Page and application data records:
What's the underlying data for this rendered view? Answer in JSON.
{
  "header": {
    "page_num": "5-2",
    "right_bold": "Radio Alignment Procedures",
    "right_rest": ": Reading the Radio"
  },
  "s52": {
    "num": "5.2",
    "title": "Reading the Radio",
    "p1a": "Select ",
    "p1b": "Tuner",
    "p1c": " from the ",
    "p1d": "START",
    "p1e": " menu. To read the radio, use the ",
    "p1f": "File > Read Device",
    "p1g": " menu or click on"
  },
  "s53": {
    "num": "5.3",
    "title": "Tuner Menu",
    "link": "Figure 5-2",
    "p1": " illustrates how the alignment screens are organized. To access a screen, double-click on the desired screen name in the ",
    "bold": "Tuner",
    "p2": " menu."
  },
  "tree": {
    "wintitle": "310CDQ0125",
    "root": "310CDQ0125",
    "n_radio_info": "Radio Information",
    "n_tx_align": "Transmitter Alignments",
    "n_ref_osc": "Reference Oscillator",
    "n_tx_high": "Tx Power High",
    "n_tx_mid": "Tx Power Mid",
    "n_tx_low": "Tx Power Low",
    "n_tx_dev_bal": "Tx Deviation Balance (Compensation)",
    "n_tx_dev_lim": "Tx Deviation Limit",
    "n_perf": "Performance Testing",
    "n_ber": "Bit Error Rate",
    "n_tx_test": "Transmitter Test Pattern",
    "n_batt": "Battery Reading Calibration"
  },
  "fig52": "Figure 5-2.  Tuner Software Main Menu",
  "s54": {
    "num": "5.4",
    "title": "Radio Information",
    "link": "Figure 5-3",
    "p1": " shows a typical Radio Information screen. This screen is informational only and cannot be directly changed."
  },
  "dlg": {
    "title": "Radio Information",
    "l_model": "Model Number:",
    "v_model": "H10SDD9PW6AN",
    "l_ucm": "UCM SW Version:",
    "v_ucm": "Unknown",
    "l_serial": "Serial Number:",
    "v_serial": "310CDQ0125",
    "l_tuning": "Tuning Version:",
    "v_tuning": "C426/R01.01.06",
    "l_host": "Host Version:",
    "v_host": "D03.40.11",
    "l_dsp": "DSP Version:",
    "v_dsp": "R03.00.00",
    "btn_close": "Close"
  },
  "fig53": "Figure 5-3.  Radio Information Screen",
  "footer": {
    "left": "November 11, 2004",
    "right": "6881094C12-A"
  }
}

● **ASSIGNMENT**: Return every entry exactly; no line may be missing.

● **EXERCISE SOLUTION**:
What's the underlying data for this rendered view? Answer in JSON.
{
  "header": {
    "page_num": "5-2",
    "right_bold": "Radio Alignment Procedures",
    "right_rest": ": Reading the Radio"
  },
  "s52": {
    "num": "5.2",
    "title": "Reading the Radio",
    "p1a": "Select ",
    "p1b": "Tuner",
    "p1c": " from the ",
    "p1d": "START",
    "p1e": " menu. To read the radio, use the ",
    "p1f": "File > Read Device",
    "p1g": " menu or click on"
  },
  "s53": {
    "num": "5.3",
    "title": "Tuner Menu",
    "link": "Figure 5-2",
    "p1": " illustrates how the alignment screens are organized. To access a screen, double-click on the desired screen name in the ",
    "bold": "Tuner",
    "p2": " menu."
  },
  "tree": {
    "wintitle": "310CDQ0125",
    "root": "310CDQ0125",
    "n_radio_info": "Radio Information",
    "n_tx_align": "Transmitter Alignments",
    "n_ref_osc": "Reference Oscillator",
    "n_tx_high": "Tx Power High",
    "n_tx_mid": "Tx Power Mid",
    "n_tx_low": "Tx Power Low",
    "n_tx_dev_bal": "Tx Deviation Balance (Compensation)",
    "n_tx_dev_lim": "Tx Deviation Limit",
    "n_perf": "Performance Testing",
    "n_ber": "Bit Error Rate",
    "n_tx_test": "Transmitter Test Pattern",
    "n_batt": "Battery Reading Calibration"
  },
  "fig52": "Figure 5-2.  Tuner Software Main Menu",
  "s54": {
    "num": "5.4",
    "title": "Radio Information",
    "link": "Figure 5-3",
    "p1": " shows a typical Radio Information screen. This screen is informational only and cannot be directly changed."
  },
  "dlg": {
    "title": "Radio Information",
    "l_model": "Model Number:",
    "v_model": "H10SDD9PW6AN",
    "l_ucm": "UCM SW Version:",
    "v_ucm": "Unknown",
    "l_serial": "Serial Number:",
    "v_serial": "310CDQ0125",
    "l_tuning": "Tuning Version:",
    "v_tuning": "C426/R01.01.06",
    "l_host": "Host Version:",
    "v_host": "D03.40.11",
    "l_dsp": "DSP Version:",
    "v_dsp": "R03.00.00",
    "btn_close": "Close"
  },
  "fig53": "Figure 5-3.  Radio Information Screen",
  "footer": {
    "left": "November 11, 2004",
    "right": "6881094C12-A"
  }
}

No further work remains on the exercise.